After I dug out the old Singer sewing machine and established that it had not rusted solid, I spoke my dad (to whom it belonged). He told me that he in turn had inherited it from his dad who had been given it by his sister-in law, Cissie (my Great-aunt). I looked up the serial number of the machine, and it turns out that it was made in 1931.
Using the Singer, my grandad made the fabric parts of a folding canoe, which he then gave to my dad and there are photos of me sitting it when I was very small. An aptitude for hand crafts seems to run my dad's family. My grandma (my dad's mum) was en excellent knitter and embroiderer, and my grandad used to enjoy similar things. He didn't knit but he had a spinning wheel which he made himself and used to spin yarn for my grandma to knit with from raw wool, having first carded it with big spiky carding brushes.
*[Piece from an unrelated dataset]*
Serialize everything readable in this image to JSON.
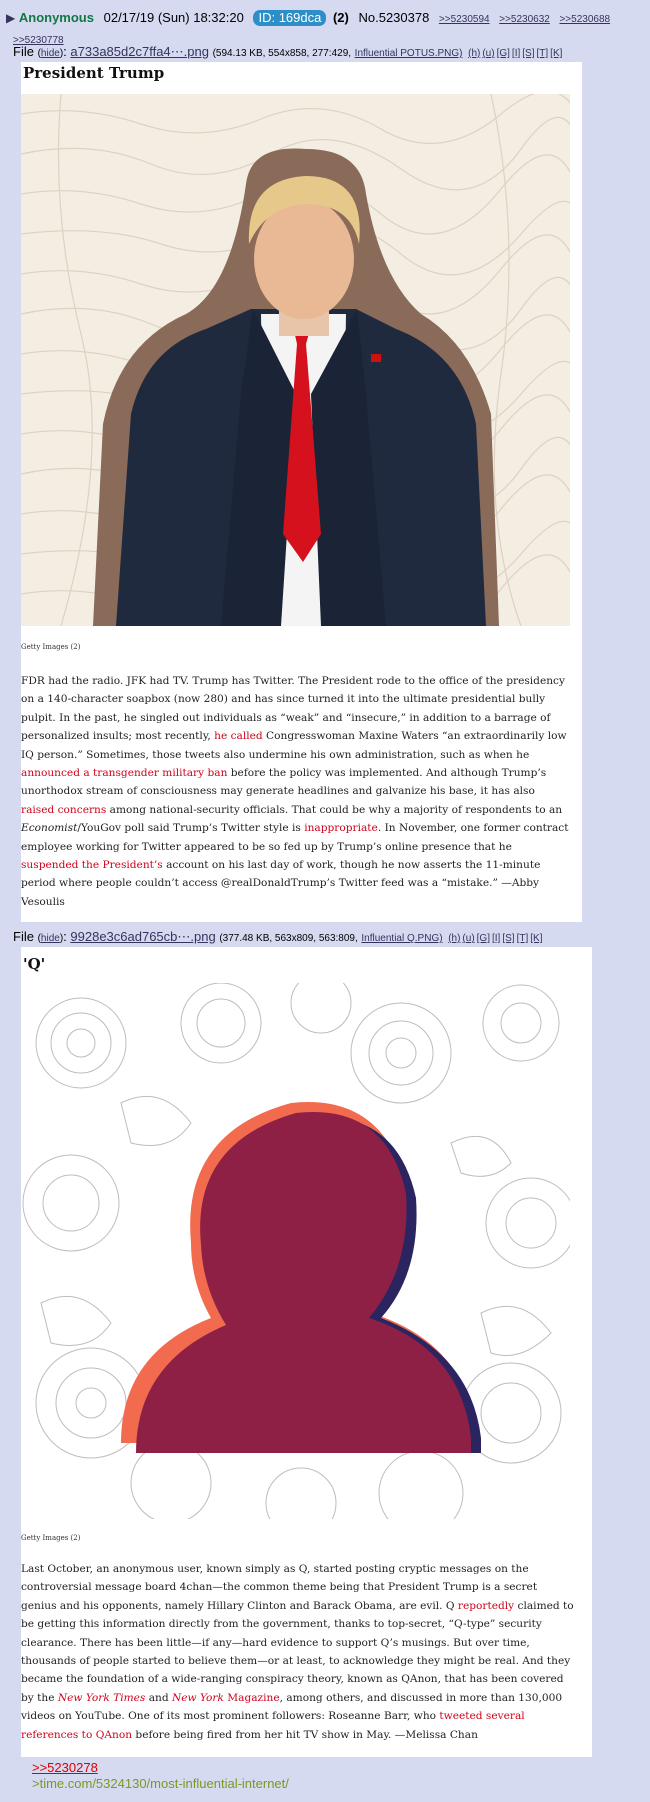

When my grandparents were still alive I used to love visiting them in their house in Wantage (Oxfordshire). They made all their own bread, and jam from fruit grown in their garden or gathered from the countryside. They were frugal and self sufficient in an entirely non-hippy way, just because they were brought up in austere times and also because they enjoyed it.
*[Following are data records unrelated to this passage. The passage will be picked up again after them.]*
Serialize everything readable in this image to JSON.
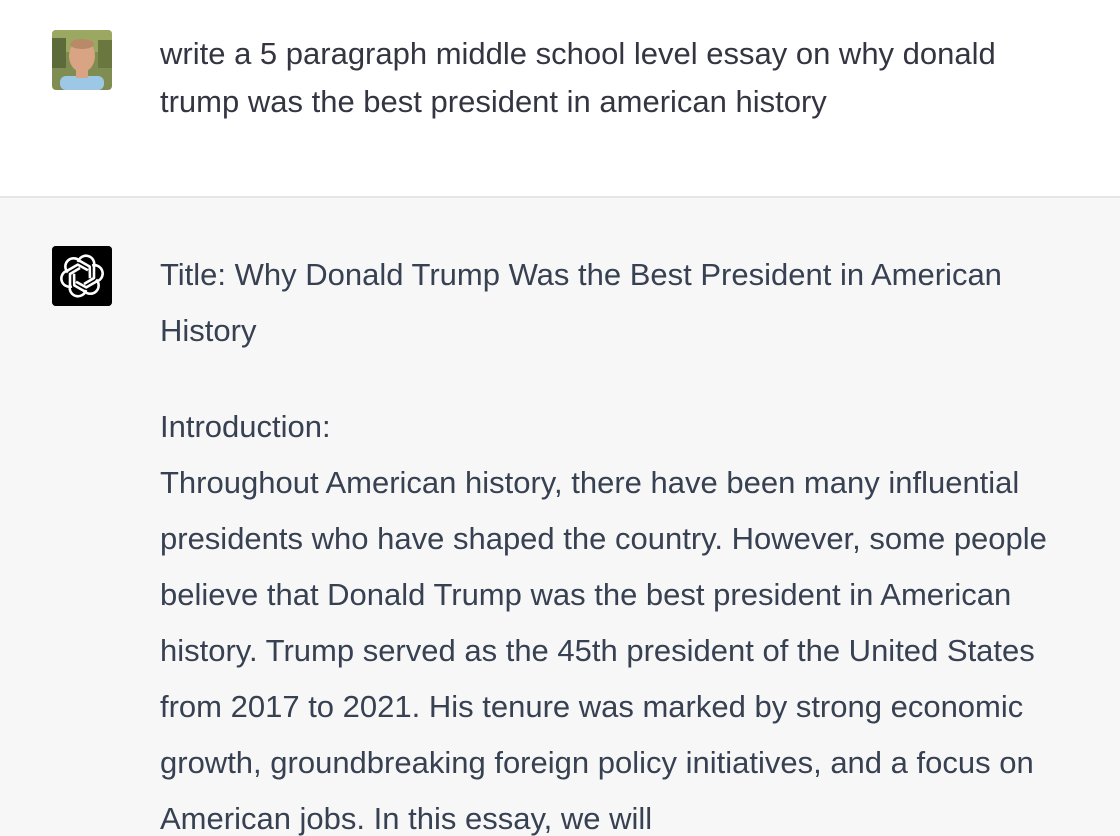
{
  "conversation": {
    "user_message": {
      "avatar_icon": "user-photo-avatar",
      "text": "write a 5 paragraph middle school level essay on why donald trump was the best president in american history"
    },
    "assistant_message": {
      "avatar_icon": "openai-logo-icon",
      "title": "Title: Why Donald Trump Was the Best President in American History",
      "section_heading": "Introduction:",
      "body": "Throughout American history, there have been many influential presidents who have shaped the country. However, some people believe that Donald Trump was the best president in American history. Trump served as the 45th president of the United States from 2017 to 2021. His tenure was marked by strong economic growth, groundbreaking foreign policy initiatives, and a focus on American jobs. In this essay, we will"
    }
  },
  "colors": {
    "user_bg": "#ffffff",
    "assistant_bg": "#f7f7f8",
    "divider": "#e5e5e5",
    "text": "#374151",
    "logo_bg": "#000000"
  }
}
So, using Great-aunt Cissie's sewing machine myself, I'm carrying on a family tradition of making things with it. I've now got to grips with adjusting the tensioner and how to fill up and thread the bobbin using the machine's ingenious mechanism. I really hope that I find time to use it, but there are quite a few jobs around the boat which will demand it - we need new curtains and the cratch cover needs fixing.
twitter // facebook // email // follow // any questions?